[Material for this exercise Boundary: Start]

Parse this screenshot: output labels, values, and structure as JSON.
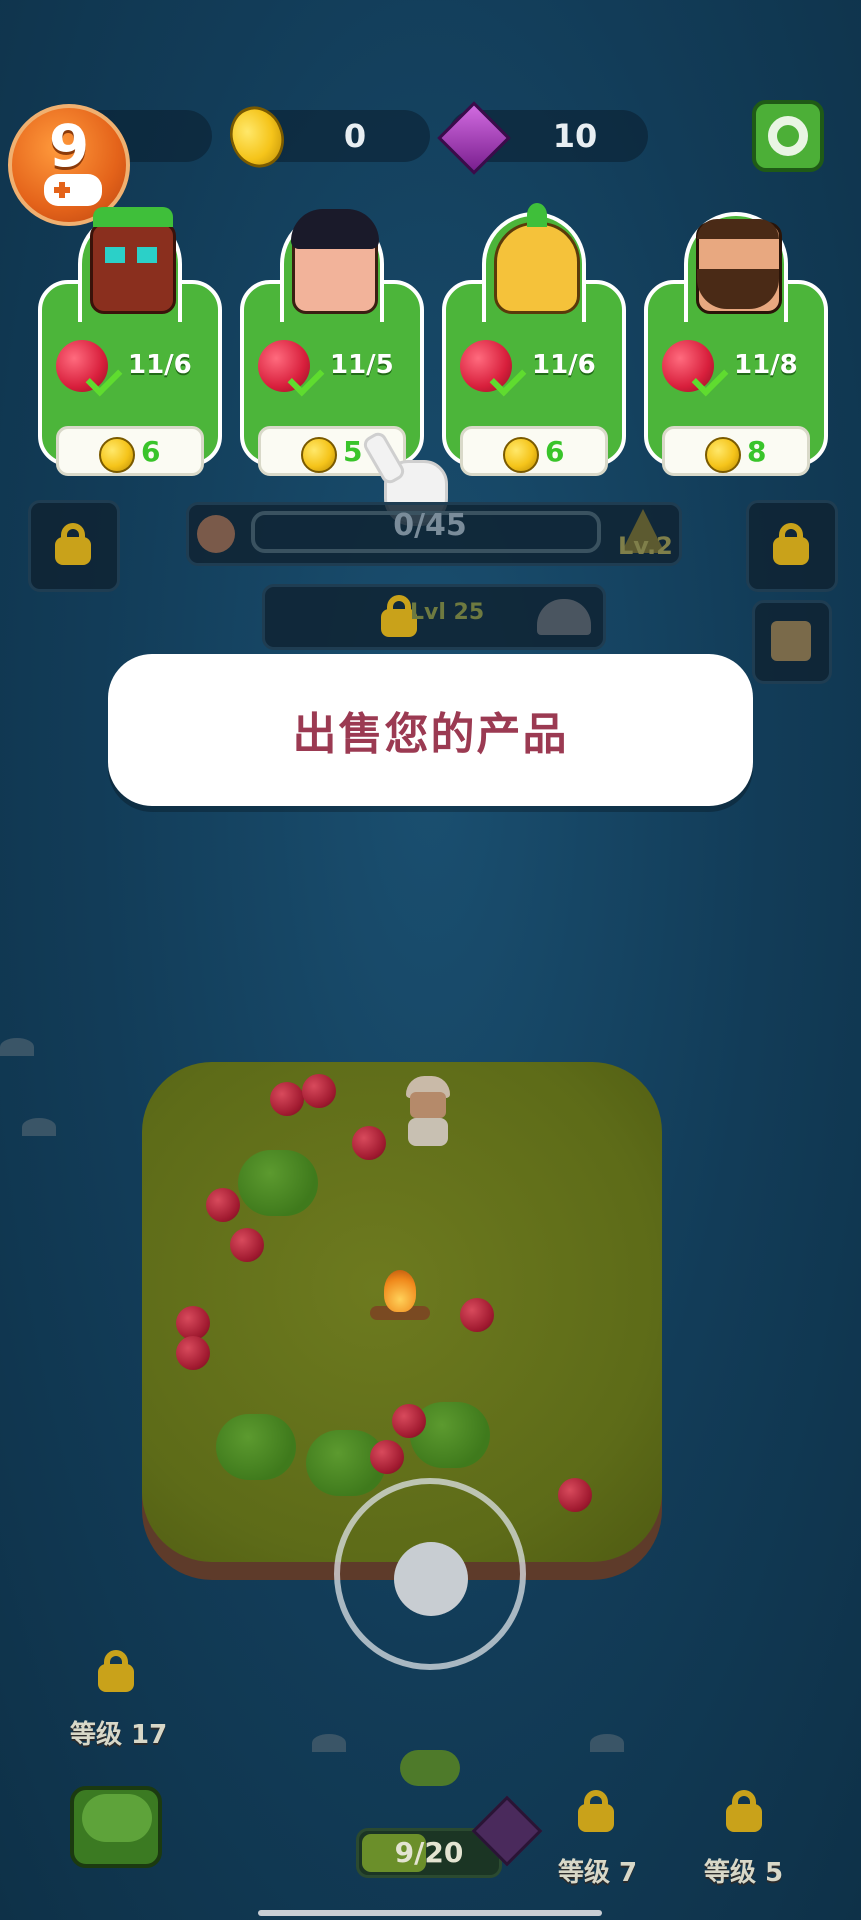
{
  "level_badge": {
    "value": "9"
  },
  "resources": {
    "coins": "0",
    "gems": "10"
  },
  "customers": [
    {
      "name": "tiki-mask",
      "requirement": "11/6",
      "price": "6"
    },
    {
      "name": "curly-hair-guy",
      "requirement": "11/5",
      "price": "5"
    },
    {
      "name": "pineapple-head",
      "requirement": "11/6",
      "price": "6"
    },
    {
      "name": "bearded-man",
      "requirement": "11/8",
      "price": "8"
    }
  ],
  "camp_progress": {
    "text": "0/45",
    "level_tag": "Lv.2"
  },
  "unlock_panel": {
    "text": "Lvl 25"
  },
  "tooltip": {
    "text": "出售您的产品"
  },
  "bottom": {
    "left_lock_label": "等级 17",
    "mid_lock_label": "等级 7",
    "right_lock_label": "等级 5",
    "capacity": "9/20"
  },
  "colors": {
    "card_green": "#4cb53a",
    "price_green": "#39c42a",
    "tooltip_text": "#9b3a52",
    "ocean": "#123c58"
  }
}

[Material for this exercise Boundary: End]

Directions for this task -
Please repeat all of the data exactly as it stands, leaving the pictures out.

Answer space -
Parse this screenshot: output labels, values, and structure as JSON.
{
  "level_badge": {
    "value": "9"
  },
  "resources": {
    "coins": "0",
    "gems": "10"
  },
  "customers": [
    {
      "name": "tiki-mask",
      "requirement": "11/6",
      "price": "6"
    },
    {
      "name": "curly-hair-guy",
      "requirement": "11/5",
      "price": "5"
    },
    {
      "name": "pineapple-head",
      "requirement": "11/6",
      "price": "6"
    },
    {
      "name": "bearded-man",
      "requirement": "11/8",
      "price": "8"
    }
  ],
  "camp_progress": {
    "text": "0/45",
    "level_tag": "Lv.2"
  },
  "unlock_panel": {
    "text": "Lvl 25"
  },
  "tooltip": {
    "text": "出售您的产品"
  },
  "bottom": {
    "left_lock_label": "等级 17",
    "mid_lock_label": "等级 7",
    "right_lock_label": "等级 5",
    "capacity": "9/20"
  },
  "colors": {
    "card_green": "#4cb53a",
    "price_green": "#39c42a",
    "tooltip_text": "#9b3a52",
    "ocean": "#123c58"
  }
}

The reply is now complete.